Collection entries

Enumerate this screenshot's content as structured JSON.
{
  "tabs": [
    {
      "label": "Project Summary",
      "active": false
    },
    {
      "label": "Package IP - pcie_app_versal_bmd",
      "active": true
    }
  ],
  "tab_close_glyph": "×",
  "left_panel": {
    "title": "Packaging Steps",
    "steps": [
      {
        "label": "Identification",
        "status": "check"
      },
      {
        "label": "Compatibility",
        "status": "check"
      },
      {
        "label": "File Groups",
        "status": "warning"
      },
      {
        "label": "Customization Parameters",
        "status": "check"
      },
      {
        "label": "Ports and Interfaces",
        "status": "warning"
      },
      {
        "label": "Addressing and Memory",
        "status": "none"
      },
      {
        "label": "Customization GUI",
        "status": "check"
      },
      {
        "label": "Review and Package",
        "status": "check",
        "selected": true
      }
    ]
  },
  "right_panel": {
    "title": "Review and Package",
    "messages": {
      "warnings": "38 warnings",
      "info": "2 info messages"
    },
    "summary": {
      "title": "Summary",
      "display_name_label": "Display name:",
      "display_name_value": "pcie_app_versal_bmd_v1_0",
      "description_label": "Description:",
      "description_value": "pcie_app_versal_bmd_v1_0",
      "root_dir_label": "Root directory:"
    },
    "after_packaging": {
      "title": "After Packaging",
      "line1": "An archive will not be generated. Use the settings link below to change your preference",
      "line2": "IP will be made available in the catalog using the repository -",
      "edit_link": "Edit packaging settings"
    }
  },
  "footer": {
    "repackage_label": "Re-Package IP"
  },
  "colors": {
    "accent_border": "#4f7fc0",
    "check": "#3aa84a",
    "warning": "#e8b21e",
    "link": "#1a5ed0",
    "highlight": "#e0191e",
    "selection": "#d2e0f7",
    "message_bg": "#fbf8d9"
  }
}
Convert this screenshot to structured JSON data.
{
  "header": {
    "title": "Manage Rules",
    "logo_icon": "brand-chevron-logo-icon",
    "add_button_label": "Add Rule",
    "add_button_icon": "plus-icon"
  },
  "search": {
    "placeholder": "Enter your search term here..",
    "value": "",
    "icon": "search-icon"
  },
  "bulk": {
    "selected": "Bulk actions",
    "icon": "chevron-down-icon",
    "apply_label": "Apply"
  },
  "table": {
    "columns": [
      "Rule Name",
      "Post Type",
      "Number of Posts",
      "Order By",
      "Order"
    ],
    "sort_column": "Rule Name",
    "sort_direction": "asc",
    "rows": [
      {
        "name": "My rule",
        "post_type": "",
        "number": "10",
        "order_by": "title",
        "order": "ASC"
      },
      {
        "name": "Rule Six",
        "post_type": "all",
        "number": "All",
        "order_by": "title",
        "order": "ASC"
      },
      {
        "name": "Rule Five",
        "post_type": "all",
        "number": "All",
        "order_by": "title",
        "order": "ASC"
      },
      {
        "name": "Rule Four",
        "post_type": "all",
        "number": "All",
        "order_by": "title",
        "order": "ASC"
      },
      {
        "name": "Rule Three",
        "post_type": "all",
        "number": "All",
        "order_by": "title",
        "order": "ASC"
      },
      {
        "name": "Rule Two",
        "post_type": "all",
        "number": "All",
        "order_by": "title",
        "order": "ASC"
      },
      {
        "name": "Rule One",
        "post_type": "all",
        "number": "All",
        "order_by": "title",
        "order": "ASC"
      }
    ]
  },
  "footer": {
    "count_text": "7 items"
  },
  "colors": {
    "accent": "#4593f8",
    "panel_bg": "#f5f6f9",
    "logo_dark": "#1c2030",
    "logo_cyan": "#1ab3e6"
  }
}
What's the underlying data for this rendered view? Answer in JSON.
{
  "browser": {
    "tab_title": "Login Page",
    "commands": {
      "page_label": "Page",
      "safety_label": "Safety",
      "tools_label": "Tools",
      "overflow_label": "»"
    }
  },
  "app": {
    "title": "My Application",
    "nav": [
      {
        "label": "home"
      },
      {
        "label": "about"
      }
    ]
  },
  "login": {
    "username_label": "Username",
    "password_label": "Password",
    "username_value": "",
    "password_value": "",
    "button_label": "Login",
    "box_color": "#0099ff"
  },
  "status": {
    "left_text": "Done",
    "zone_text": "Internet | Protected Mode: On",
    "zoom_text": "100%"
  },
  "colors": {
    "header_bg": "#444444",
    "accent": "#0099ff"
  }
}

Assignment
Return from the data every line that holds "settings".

Output
      "line1": "An archive will not be generated. Use the settings link below to change your preference",
      "edit_link": "Edit packaging settings"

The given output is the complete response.